From left to right: Dr. Karen Luparello, VP of Clinical Excel­lence & Engagement, Mark Gross, Chief Financial Officer, and Andy Beigner, cer­tified reg­is­tered nurse anes­thetist and fellow of the American Academy of Pain Man­agement. Rachel Lott | Courtesy

Hillsdale Hos­pital became a clinical training site for fellows of the Uni­versity of South Florida College of Nursing Pain Man­agement this past July. 

Andy Beigner, a cer­tified nurse anes­thetist at Hillsdale Hos­pital, said the fel­lowship program is designed for CNRAs who have com­pleted classes at the Uni­versity of South Florida and are ready to com­plete 120 hours of clinical work. 

“I’m looking forward to pro­viding knowledge, men­toring, and edu­cation to allow other people to care for patients with acute and chronic pain,” Beigner said. 

John Maye is a PhD CRNA and the director of the College of Nursing Pain Man­agement Fel­lowship Program.

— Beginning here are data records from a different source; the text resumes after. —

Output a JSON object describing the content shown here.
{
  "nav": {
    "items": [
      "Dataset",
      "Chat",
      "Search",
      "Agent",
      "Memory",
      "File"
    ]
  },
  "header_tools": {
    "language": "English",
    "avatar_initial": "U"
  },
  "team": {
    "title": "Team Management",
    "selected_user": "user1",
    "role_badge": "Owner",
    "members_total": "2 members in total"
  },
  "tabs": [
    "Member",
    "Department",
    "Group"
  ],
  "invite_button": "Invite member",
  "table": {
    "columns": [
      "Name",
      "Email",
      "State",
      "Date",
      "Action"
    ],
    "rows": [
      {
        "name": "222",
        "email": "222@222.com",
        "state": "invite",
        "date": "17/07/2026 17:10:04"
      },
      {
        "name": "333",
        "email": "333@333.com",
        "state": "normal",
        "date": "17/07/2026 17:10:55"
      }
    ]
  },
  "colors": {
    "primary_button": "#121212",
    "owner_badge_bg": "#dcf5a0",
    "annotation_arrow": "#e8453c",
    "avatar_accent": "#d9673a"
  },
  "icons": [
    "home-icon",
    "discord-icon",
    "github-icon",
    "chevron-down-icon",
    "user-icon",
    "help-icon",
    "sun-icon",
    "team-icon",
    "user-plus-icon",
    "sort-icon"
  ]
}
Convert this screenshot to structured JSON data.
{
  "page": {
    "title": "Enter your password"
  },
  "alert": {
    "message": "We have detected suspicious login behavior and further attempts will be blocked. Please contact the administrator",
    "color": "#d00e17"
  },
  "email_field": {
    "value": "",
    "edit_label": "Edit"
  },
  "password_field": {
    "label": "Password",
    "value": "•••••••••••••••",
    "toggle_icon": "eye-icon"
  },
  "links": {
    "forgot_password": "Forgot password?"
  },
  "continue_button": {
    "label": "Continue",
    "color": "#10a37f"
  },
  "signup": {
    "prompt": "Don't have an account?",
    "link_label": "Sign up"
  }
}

He began the fel­lowship program in 2016 to improve access to pain man­agement care in rural parts of America. 

“We hope that in a com­munity that’s very small, if somebody needs advanced pain care, that they don’t have to drive two hours and wait three months for an appointment,” he said. 

Maye added that Hillsdale is for­tunate to have the expertise of Beigner. He said smaller hos­pitals across the country are searching for people who are highly trained in pain man­agement care in order to limit the number of people exposed to opioids. 

“Offering alter­na­tives, other than a pre­scription for opioids, is the wave of the future, and it’s where things should be going,” Maye said.

Hillsdale Hospital’s first fellow will be CRNA Matt Rohlfs, who said he wanted to expand his skills after watching Beigner treat patients. 

“His expertise is second to none,” Rohlfs said in ref­erence to Beigner. “It’s an amazing service he offers people.” 

Rohlfs added that rural areas throughout Michigan are under­served. Beringer is one of two pain cer­tified CRNAs in the state. After com­pleting his classes and clinical work, Rohlfs would be the third.  

Before starting the pain man­agement clinic at Hillsdale Hos­pital in 2010, Beinger spent 22 years in the Navy – 20 of which he was a CRNA. 

As of right now, Beigner’s team con­sists of a reg­is­tered nurse and a clinical coor­di­nator. Together, the three see patients two to three days a week. Beigner said his goal is to bring that number up to three or four times a week. 

“Having a fellow come work with us isn’t going to nec­es­sarily increase my pro­duc­tivity,” Beigner said. “But [Matt] is looking to join my practice and become part of our team.” 

Rohlfs began working part time at Hillsdale Hos­pital in January 2018, but he cur­rently works full time at Henry Ford Alle­giance Health in Jackson. 

“I really enjoy the smaller hos­pital setting,” Rohlfs said. “You build a closer rela­tionship with your patients, and that’s some­thing you don’t get at the bigger hos­pitals.” 

Beinger said he treats all of his patients as if they are family and pro­vides mul­ti­modal, or mul­ti­dis­ci­plinary care. Under this type of care, Beinger works with his patients’ primary care providers to develop a treatment plan that may include: physical therapy, occu­pa­tional therapy, chi­ro­practics, acupuncture, or massage therapy. When it’s appro­priate, Beinger also helps patients improve their mental health. 

“There’s no ‘cookie-cutter’ method for taking care of patients,” he said. “Everyone is an indi­vidual, based on their assessment, imaging, and talking with that patient to find out what’s going on.” 

Looking ahead, Maye said he will be sending one or two fellows to Hillsdale Hos­pital each year for clinical work. Rohlfs will join Beinger in April 2020, upon com­pleting his didactic classwork at the Uni­versity of South Florida. 

Beinger also said he will receive another fellow during the summer of 2020. The fellows, Beinger expects, will spend three to four weeks training with him. 

Mayes said the program has had more than 70 grad­uates, and many of those grad­uates have gone back to work in rural com­mu­nities. This year the program will have 20 fellows placed at 12 dif­ferent clinical sites across the country. 

“I’m very happy to be part­nering up with places like Hillsdale to offer this service,” Maye said.